## About this task
Review the material and extract every line in which the word "name" occurs.

== Dataset excerpts

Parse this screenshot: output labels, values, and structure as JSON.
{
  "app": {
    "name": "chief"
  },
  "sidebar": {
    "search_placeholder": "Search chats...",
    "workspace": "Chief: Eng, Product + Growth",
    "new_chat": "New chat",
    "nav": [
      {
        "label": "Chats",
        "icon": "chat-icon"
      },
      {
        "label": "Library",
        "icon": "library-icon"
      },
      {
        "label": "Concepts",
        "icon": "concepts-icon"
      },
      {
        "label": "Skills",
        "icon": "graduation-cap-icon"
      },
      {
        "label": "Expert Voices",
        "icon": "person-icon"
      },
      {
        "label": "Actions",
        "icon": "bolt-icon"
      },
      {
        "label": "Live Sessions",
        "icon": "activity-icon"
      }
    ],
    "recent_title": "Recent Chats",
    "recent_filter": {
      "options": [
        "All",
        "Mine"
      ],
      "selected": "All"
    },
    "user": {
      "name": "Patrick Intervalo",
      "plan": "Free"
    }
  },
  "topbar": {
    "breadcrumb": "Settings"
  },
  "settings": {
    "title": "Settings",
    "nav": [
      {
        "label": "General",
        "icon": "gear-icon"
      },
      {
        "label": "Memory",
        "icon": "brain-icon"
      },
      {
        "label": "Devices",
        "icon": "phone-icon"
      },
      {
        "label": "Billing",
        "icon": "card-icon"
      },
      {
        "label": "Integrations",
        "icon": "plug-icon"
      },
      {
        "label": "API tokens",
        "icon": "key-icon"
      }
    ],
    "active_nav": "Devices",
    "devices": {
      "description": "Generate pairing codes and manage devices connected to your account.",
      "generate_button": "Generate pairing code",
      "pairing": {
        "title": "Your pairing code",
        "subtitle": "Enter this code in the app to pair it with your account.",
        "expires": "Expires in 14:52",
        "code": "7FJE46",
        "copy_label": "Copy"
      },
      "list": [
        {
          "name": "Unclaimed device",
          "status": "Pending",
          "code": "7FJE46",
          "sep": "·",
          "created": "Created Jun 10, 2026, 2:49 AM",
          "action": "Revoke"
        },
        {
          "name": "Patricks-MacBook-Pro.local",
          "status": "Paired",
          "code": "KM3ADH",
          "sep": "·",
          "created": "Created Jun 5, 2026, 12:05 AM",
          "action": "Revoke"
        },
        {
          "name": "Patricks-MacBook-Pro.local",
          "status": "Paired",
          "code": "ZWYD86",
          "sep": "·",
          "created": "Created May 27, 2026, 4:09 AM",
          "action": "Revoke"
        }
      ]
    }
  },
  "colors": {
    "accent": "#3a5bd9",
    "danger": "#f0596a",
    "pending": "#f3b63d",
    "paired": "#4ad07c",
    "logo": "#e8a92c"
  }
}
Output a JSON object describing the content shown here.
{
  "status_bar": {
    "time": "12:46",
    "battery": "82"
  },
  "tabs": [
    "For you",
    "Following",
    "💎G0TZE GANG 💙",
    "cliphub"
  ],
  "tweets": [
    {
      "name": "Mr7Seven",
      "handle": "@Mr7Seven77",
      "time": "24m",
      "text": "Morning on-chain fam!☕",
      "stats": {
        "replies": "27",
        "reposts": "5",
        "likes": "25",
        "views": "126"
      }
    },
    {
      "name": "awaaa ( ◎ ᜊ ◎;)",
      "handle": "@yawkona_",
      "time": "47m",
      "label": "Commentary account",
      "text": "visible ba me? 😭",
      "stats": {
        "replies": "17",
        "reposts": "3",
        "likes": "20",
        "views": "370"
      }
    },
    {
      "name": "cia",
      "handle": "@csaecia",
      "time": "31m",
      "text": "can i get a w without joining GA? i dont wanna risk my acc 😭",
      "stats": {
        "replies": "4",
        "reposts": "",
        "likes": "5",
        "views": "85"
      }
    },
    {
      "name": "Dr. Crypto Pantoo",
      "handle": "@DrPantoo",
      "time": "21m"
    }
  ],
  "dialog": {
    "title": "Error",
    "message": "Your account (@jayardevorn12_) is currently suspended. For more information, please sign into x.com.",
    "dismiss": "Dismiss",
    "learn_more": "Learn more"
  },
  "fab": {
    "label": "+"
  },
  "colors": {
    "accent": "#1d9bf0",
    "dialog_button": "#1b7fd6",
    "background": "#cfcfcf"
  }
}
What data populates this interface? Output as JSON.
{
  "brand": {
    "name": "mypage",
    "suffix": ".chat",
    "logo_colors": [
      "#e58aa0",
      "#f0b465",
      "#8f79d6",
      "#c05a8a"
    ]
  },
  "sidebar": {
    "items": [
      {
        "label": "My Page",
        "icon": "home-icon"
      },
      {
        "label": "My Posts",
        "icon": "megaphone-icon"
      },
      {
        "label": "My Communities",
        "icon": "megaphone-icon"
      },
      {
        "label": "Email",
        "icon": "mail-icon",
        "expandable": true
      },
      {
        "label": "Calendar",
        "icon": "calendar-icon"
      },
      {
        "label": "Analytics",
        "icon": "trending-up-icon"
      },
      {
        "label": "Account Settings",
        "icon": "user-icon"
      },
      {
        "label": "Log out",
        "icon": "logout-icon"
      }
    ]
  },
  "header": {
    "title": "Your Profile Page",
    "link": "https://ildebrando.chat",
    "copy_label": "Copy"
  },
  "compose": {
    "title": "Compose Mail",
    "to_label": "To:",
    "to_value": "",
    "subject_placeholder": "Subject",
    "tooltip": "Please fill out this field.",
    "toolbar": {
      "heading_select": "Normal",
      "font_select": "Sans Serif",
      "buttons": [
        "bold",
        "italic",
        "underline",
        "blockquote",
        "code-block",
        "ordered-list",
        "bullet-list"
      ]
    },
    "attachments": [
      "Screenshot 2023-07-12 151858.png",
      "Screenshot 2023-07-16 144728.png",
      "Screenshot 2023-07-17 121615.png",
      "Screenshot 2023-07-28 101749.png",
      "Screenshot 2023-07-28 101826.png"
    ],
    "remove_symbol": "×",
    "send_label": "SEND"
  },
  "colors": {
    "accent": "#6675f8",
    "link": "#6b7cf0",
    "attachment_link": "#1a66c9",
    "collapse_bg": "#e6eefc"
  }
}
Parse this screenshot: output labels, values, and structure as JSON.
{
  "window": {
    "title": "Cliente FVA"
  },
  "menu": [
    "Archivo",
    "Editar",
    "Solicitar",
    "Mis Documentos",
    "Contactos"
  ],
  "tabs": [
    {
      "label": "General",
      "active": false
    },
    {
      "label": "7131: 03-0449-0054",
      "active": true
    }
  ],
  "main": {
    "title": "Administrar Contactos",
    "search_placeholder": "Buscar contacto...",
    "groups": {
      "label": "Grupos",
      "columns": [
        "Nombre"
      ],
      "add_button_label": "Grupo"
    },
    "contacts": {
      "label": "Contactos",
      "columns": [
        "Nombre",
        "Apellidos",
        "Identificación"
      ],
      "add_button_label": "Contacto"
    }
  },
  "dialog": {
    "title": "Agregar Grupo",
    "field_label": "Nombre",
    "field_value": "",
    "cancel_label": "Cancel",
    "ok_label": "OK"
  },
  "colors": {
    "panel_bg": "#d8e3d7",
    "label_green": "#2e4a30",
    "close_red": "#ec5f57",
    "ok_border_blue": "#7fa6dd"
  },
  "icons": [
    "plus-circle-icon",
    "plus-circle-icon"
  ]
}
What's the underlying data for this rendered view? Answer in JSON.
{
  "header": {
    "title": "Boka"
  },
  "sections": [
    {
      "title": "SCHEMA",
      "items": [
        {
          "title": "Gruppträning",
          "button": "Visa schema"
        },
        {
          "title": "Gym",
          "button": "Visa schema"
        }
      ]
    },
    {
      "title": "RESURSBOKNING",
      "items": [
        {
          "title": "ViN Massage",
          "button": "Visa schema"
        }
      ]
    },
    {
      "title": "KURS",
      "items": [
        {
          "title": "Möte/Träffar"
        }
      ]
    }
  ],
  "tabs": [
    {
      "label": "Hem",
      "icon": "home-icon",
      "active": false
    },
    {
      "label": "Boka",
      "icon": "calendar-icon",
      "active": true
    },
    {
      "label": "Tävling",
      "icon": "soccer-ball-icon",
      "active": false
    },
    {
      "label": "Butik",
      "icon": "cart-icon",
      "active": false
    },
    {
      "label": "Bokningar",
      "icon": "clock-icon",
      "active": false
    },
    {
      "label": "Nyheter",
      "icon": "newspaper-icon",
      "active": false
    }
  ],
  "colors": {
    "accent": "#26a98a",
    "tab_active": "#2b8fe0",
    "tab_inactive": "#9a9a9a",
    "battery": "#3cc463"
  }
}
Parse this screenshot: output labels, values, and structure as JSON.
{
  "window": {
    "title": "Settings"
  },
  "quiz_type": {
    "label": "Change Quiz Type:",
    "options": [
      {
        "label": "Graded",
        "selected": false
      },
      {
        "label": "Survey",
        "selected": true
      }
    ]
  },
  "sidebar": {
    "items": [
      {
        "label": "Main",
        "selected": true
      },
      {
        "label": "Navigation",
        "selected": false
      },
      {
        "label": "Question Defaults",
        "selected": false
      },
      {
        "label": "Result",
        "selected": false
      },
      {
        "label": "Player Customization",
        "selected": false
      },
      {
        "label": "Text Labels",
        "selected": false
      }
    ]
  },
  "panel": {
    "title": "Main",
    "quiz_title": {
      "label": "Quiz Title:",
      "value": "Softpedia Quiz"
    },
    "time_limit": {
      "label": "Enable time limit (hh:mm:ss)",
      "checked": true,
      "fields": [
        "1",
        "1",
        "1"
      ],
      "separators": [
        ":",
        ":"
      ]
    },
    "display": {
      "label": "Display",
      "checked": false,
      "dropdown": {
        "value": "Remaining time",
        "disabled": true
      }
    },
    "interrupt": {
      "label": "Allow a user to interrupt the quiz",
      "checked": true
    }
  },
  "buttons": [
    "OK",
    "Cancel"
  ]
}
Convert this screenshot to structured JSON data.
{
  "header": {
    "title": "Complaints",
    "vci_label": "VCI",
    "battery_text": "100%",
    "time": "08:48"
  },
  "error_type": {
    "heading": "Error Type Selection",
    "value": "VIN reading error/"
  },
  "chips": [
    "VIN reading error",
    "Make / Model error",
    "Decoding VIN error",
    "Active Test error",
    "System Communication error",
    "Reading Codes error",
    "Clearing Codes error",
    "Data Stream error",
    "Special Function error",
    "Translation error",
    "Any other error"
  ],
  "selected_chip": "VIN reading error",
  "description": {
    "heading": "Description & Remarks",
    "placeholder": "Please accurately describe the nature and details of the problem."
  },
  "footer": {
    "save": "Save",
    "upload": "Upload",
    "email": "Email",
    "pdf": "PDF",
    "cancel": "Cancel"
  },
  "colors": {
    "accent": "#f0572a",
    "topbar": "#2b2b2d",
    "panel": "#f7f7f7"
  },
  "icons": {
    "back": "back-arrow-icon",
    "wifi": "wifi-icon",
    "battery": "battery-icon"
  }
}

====

## Expected answer
    "name": "chief"
      "name": "Patrick Intervalo",
          "name": "Unclaimed device",
          "name": "Patricks-MacBook-Pro.local",
          "name": "Patricks-MacBook-Pro.local",
      "name": "Mr7Seven",
      "name": "awaaa ( ◎ ᜊ ◎;)",
      "name": "cia",
      "name": "Dr. Crypto Pantoo",
    "name": "mypage",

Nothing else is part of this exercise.